Is there any legislation which deals specifically with Football Spectator Violence?
Violence surrounding football has been a problem throughout the UK since the 1970’s. It is a heavily publicised area of violence and at times gives both the country and the sport a bad name. It is not, however, something which is simply limited to football within the UK as throughout many countries in Europe there are huge problems concerning violence associated with the biggest spectator sport in the world.
In the UK currently there are civil measures such as the Football Banning Order which can be used to ban known individuals from attending football matches, to stop certain individuals traveling abroad for matches, to prevent certain areas of a city near a football ground from being attended and even to stop individuals traveling on British Rail during a specified time frame.
There is also legislation which has been adopted by the European Union in relation to football spectator violence, most notably the European Convention on Spectator Violence.
The European Convention on Spectator Violence
What is the European Convention on Spectator Violence?
The European Convention on Spectator Violence and Misbehaviour at Sports Events entered into force on 1 November 1985 and concerns all sports in general but it was brought in specifically in relation to the many problems associated with football.
It aims to prevent and control spectator violence and misbehavior as well as to ensure the safety of all spectators at sporting events throughout Europe.
The Convention commits the European Union Member States to take practical measures in order to both prevent and control violence.
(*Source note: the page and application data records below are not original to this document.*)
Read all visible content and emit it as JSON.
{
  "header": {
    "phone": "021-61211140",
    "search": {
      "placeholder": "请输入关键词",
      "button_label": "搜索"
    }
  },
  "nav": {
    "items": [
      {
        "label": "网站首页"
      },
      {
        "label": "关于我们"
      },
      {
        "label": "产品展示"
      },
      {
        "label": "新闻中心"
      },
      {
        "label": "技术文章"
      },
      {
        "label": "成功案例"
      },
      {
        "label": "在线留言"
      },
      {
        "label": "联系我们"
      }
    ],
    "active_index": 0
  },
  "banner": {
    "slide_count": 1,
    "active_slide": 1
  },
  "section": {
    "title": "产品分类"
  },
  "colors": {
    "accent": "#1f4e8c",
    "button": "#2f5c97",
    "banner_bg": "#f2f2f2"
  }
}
There are also key provisions within the convention which set out the measures for identifying and prosecuting offenders.
One of the most important aspects of the European Convention on Spectator Violence was that it set up the Standing Committee which follows the implementation of the Convention, adopts recommendations and to reply to any new difficulties suffered.
What is contained within the Convention?
The European Convention on Spectator Violence centers on the following three themes:
When concerned with prevention of football violence the European Convention deals with the following aspects and measures:
- Deploying public order resources within the stadia
- Deploying public order resources along transit routes used by spectators
- Separating rival groups of supporters
- Placing strict controls upon the sale of tickets to achieve segregation within the stadia
- Excluding known individuals from the stadia
- Limiting or prohibiting the sale of alcohol within the stadia
- Conducting appropriate security checks – in relation to weapons, dangerous objects etc
- Clearly defining responsibilities between organisers and public authorities
- Designing football stadia in a way to guarantee spectator safety
- Development of social and educational measures to prevent violence and racism
The Convention details the importance of cooperation between the individual sports clubs or event organisers and the police authorities of all countries involved during the organisation of major international sporting events. This could include the police of the host nation and the nations competing in the tournament and the reason for this is it will give the best understanding of how to identify the possible risks and thus prevent them before they happen.
All meetings prior to international events such as the World Cup or European Championships are conducted within the framework of the Convention.
The above legal cooperation should enable the possible identification of individuals known to cause trouble and to partake in football violence. This will then lead to their exclusion from stadiums and matches, the transfer of legal proceedings to their country of origin for sentencing and extradition or the transfer of those found guilty of violence in and around football matches or any other sporting contest.
Monitoring Member States Compliance
In 1998 a compliance programme for monitoring the individual European Union Member States compliance was launched. Consultative visits were then organised in order to help various countries implement the policies and programmes required for compliance with the convention.
Evaluation visits are also organised which then lead to publication of the evaluation reports.
Each Member State which is a party to the convention will be required to submit an annual report to the Standing Committee detailing the steps it has taken to implement the provisions contained within the Convention.
The Standing Committee
What is the Standing Committee?
The Standing Committee is the body which is in charge of monitoring the application of the European Convention on Spectator Violence.
Function of the Standing Committee
The main function of the Standing Committee is to ensure that the European Union Member States which are parties to the Convention respect the terms of the Convention.
Specifically at major international tournaments such as the World Cup and the European Championships the Standing Committee sets up an ad hoc division within it to specifically evaluate the security provisions prior to and during the event. Following the event the ad hoc division will continue the evaluation in order to establish any lessons learnt from the event.
What is the structure of the Standing Committee?
The Standing Committee is made up of one or more national delegates who have been nominated by the individual Governments of the European Union Member States which are parties to the Convention. Each individual Government will make the decision as to how long their delegate will remain in office.
A Chair and two Vice-Chairs will be elected through a majority voting system. The term of the Chair and Vice Chairs will last for a period of two years after which another election will take place. An individual holding the position of Chair of Vice Chair can be re-elected only once.
How often does the Standing Committee meet?
The Standing Committee meets in Strasbourg once a year at the headquarters of the Council of Europe or in a host country before the opening of one of the aforementioned events.
Decision making process
Each European Union Member State which is a party to the Convention holds one vote and all decisions as to appropriate courses of action are taken by majority voting.